In this Oct. 18,
2016, photo, Chairman and CEO of DICK'S Sporting
Goods Edward W. Stack poses for a photo as he
visits a new store at the Baybrook Mall Houston.
Stack is issuing a letter Wednesday, Feb. 28,
2018, about his decision to end the sale of
assault-style weapons and high-capacity
magazines at stores.
GRAFTON — Edward Stack, chairman and CEO of Dick’s
Sporting Goods, said this week that the retail chain
will tighten its own restrictions on gun sales in light
of the shooting in Parkland, Florida, and called for the
nation’s leaders to do the same.
“We at Dick’s
Sporting Goods are deeply disturbed and saddened by the tragic
events in Parkland. Our thoughts and prayers are with all of the
victims and their loved ones,” Stack said in a statement.
and prayers are not enough.”
the local Dick’s store in Grafton, 1020 Port Washington Road,
directed media questions to the corporate office, which issued the
statement from Stack.
Dick’s Sporting Good store, located in the
is one of about 610 stores in the country.
According to Stack’s statement, assault style rifles
were removed from sales at Dick’s Sporting Goods stores
after the shooting at Sandy Hook Elementary School in
2012, but will now be removed from all stores, including
its Field & Stream locations as well.
Stack committed Dick’s Sporting Goods, effective immediately, to:
No longer sell firearms to any person younger than 21 years old.
No longer sell high-capacity magazines.
Continue to ban the sale of bump stocks, which allow semiautomatic
weapons to fire more rapidly.
“We support and
respect the Second Amendment, and we recognize and appreciate that
the vast majority of gun owners in this country are responsible,
law-abiding citizens. But we have to help solve the problem that’s
in front of us. Gun violence is an epidemic that’s taking the lives
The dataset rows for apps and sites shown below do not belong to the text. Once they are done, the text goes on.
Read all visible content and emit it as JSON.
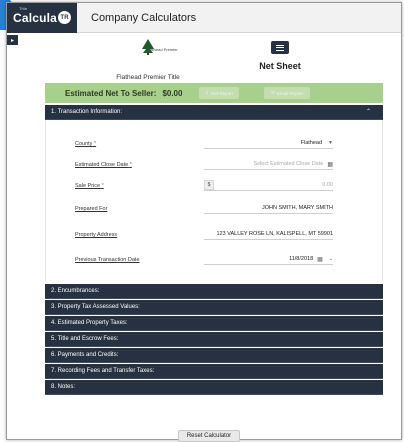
{
  "app": {
    "logo_pre": "Title",
    "logo_text": "Calcula",
    "logo_badge": "TR",
    "title": "Company Calculators"
  },
  "header": {
    "brand_logo_text": "Flathead Premier",
    "brand_caption": "Flathead Premier Title",
    "sheet_title": "Net Sheet"
  },
  "summary": {
    "label": "Estimated Net To Seller:",
    "value": "$0.00",
    "get_report_label": "Get Report",
    "email_report_label": "Email Report"
  },
  "transaction": {
    "heading": "1. Transaction Information:",
    "fields": {
      "county": {
        "label": "County",
        "required": "*",
        "value": "Flathead"
      },
      "close_date": {
        "label": "Estimated Close Date",
        "required": "*",
        "placeholder": "Select Estimated Close Date"
      },
      "sale_price": {
        "label": "Sale Price",
        "required": "*",
        "prefix": "$",
        "placeholder": "0.00"
      },
      "prepared_for": {
        "label": "Prepared For",
        "value": "JOHN SMITH, MARY SMITH"
      },
      "property_address": {
        "label": "Property Address",
        "value": "123 VALLEY ROSE LN, KALISPELL, MT 59901"
      },
      "previous_date": {
        "label": "Previous Transaction Date",
        "value": "11/8/2018"
      }
    }
  },
  "sections": [
    "2. Encumbrances:",
    "3. Property Tax Assessed Values:",
    "4. Estimated Property Taxes:",
    "5. Title and Escrow Fees:",
    "6. Payments and Credits:",
    "7. Recording Fees and Transfer Taxes:",
    "8. Notes:"
  ],
  "footer": {
    "reset_label": "Reset Calculator"
  },
  "colors": {
    "navy": "#263241",
    "green": "#a8d08d",
    "accent_blue": "#2a7fd4",
    "required_red": "#d9534f"
  },
  "icons": {
    "expand": "chevron-up-icon",
    "calendar": "calendar-icon",
    "menu": "hamburger-icon"
  }
}
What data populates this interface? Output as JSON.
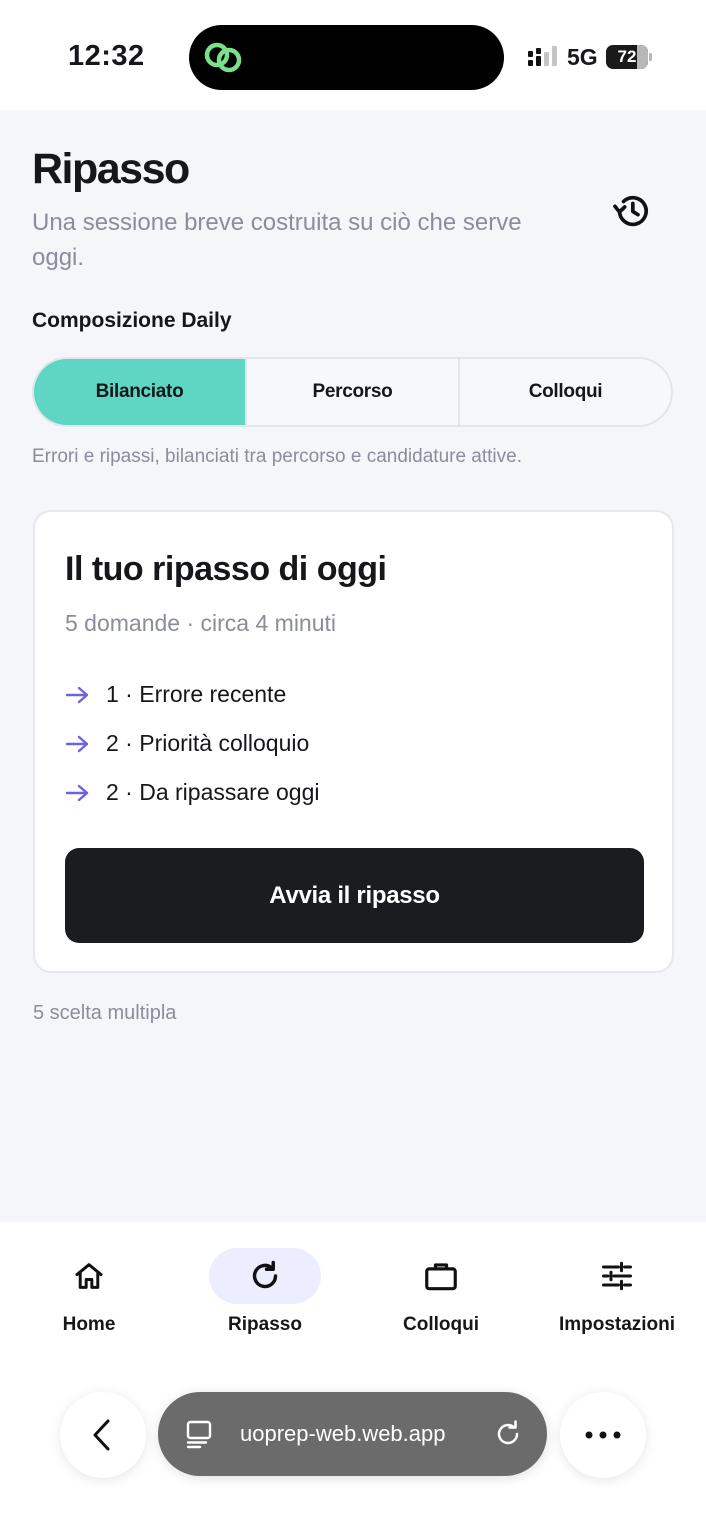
{
  "status_bar": {
    "time": "12:32",
    "network": "5G",
    "battery": "72"
  },
  "header": {
    "title": "Ripasso",
    "subtitle": "Una sessione breve costruita su ciò che serve oggi.",
    "history_icon": "history-icon"
  },
  "composition": {
    "label": "Composizione Daily",
    "options": [
      "Bilanciato",
      "Percorso",
      "Colloqui"
    ],
    "selected": "Bilanciato",
    "description": "Errori e ripassi, bilanciati tra percorso e candidature attive."
  },
  "review_card": {
    "title": "Il tuo ripasso di oggi",
    "meta": "5 domande · circa 4 minuti",
    "items": [
      "1 · Errore recente",
      "2 · Priorità colloquio",
      "2 · Da ripassare oggi"
    ],
    "start_label": "Avvia il ripasso"
  },
  "footnote": "5 scelta multipla",
  "tabbar": {
    "items": [
      {
        "label": "Home",
        "icon": "home-icon"
      },
      {
        "label": "Ripasso",
        "icon": "refresh-icon"
      },
      {
        "label": "Colloqui",
        "icon": "briefcase-icon"
      },
      {
        "label": "Impostazioni",
        "icon": "sliders-icon"
      }
    ],
    "active": "Ripasso"
  },
  "browser": {
    "url": "uoprep-web.web.app"
  },
  "colors": {
    "accent_teal": "#5fd6c3",
    "arrow_purple": "#6b63e0",
    "active_tab_bg": "#eceeff",
    "cta_bg": "#1b1c20"
  }
}
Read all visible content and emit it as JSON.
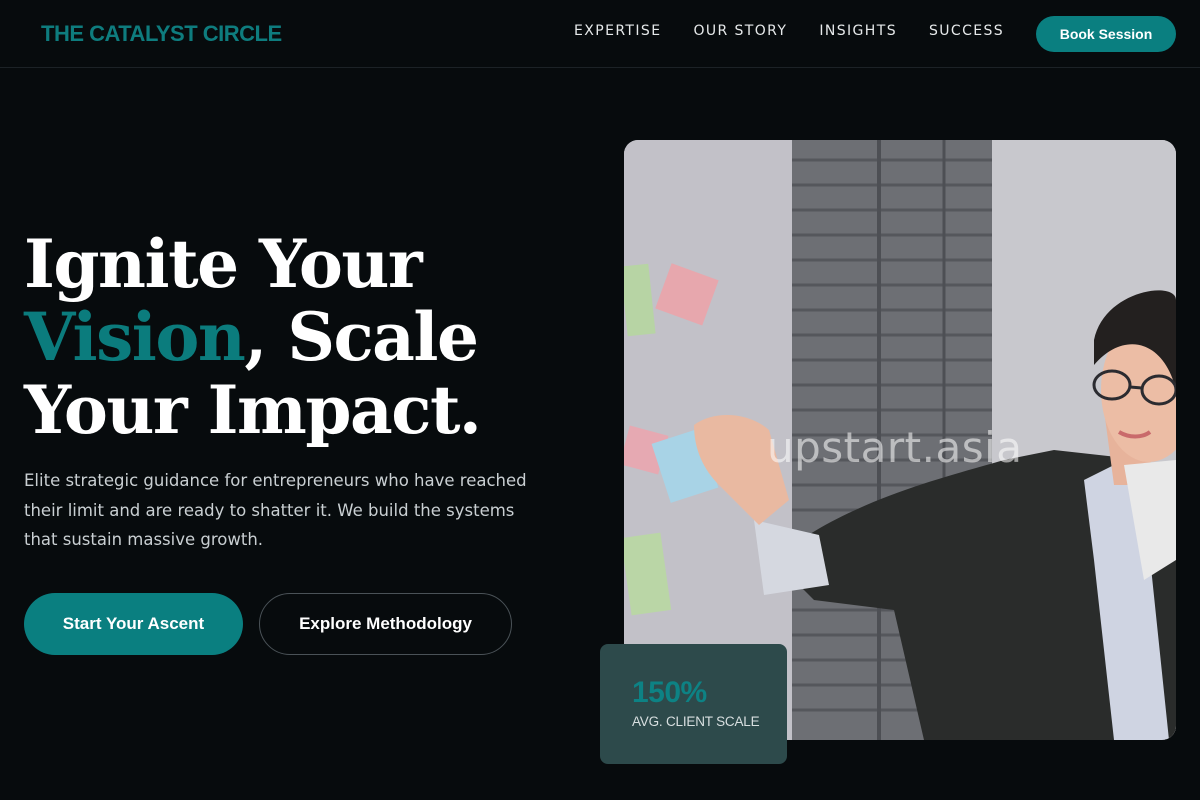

of too many people, including the brightest hope for the future of
America — our kids,” Stack said.
Parkland shooting, Dick’s Sporting Goods reviewed its gun sale
records and discovered that in November of last year, the company
sold Parkland shooter Nikolas Cruz a shotgun. Stack said the sale
was legal and the gun was not the one used in the shooting, but it
could have been, and Dick’s never wants to be part of such events.
In the same
statement, Stack called on elected officials to enact what he called
common-sense gun reform. He said they should ban assault rifles,
high-capacity magazines and bump stocks and raise the purchase age
for firearms, as Dick’s has done on its own, and:
Require universal background checks that include relevant mental
health information and previous interactions with the law;
Ensure a complete universal database of those banned from buying
Close the private sale and gun show loophole that waives the
necessity of background checks.
tremendous respect and admiration for the students organizing and
making their voices heard regarding gun violence in schools and
elsewhere in our country. We have heard you. The nation has heard
you,” Stack said.
Walmart sets age of 21 to buy firearms, ammunition
NEW YORK — Walmart announced
Wednesday that it will no longer sell firearms and
ammunition to people younger than 21 and would also
remove items resembling assault-style rifles from its
The move comes after Dick's Sporting
Goods announced earlier in the day that it would
restrict the sale of firearms to those under 21 years
old. It didn't mention ammunition. Dick's also said it
would immediately stop selling assault-style rifles, and
its CEO took on the National Rifle Association by
demanding tougher gun laws.
Walmart said its decision came after
the company reviewed its firearm sales policy in light
of the mass shooting at Marjory Stoneman Douglas High
School in Parkland, Florida, that killed 17 people. The
teenage gunman used an AR-15 rifle. It said it takes
"seriously our obligation to be a responsible seller of
firearms" and also emphasized its background of serving
"serving sportsmen and hunters."
Several major corporations, including
MetLife, Hertz and Delta Air Lines, have cut ties with
the NRA since the Florida tragedy, but none were
retailers that sold guns. The NRA has pushed back
aggressively against calls for raising age limits for
guns or restricting the sale of assault-style weapons.
Walmart Inc. stopped selling AR-15
guns and other semi-automatic weapons in 2015. It
doesn't sell bump stocks, the accessory attached to a
semi-automatic gun that makes it easier to fire rounds
faster. It also doesn't sell large-capacity magazines.
It also says it doesn't sell handguns, except in Alaska.
In announcing the change in policy,
the company said it had processes in place to make sure
it was applied for online sales.